In a paper read before the New York Pathological Society in March of last year, and then in a communication made to the American Association of Physicians in May, I proposed the term "thromboangiitis obliterans of the lower extremities" to designate a distinct group of cases formerly included by the Germans under the names endarteritis obliterans and Spontan-Gangrän. With the tremendous influx of Polish and Russian Jews into this country, we are now more than ever brought face to face with the perplexing question as to what can be done for these unfortunate patients.
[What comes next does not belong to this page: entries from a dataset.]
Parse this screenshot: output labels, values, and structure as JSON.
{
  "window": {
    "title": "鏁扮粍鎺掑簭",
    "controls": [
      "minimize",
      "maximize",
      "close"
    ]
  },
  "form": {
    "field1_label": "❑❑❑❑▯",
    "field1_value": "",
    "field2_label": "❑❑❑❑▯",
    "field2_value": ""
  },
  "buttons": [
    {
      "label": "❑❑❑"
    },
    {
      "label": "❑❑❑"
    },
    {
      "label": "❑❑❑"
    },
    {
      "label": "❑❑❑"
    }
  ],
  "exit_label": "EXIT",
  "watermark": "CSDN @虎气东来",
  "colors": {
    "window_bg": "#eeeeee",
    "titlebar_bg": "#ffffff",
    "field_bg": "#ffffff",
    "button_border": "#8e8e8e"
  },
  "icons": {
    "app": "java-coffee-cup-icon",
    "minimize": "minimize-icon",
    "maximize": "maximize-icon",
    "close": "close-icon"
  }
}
During the past two years I have seen more than 55 cases, have been able to collect clinical data on 44 of these, and have made pathologic studies on the vessels and nerves from 20 amputated limbs.
The history of the advent and development of the symptoms is very much the same in all the cases.
BUERGER L. THE VEINS IN THROMBOANGIITIS OBLITERANSWITH PARTICULAR REFERENCE TO ARTERIOVENOUS ANASTOMOSIS AS A CURE FOR THE CONDITION. JAMA. 1909;LII(17):1319-1325. doi:10.1001/jama.1909.25420430015002e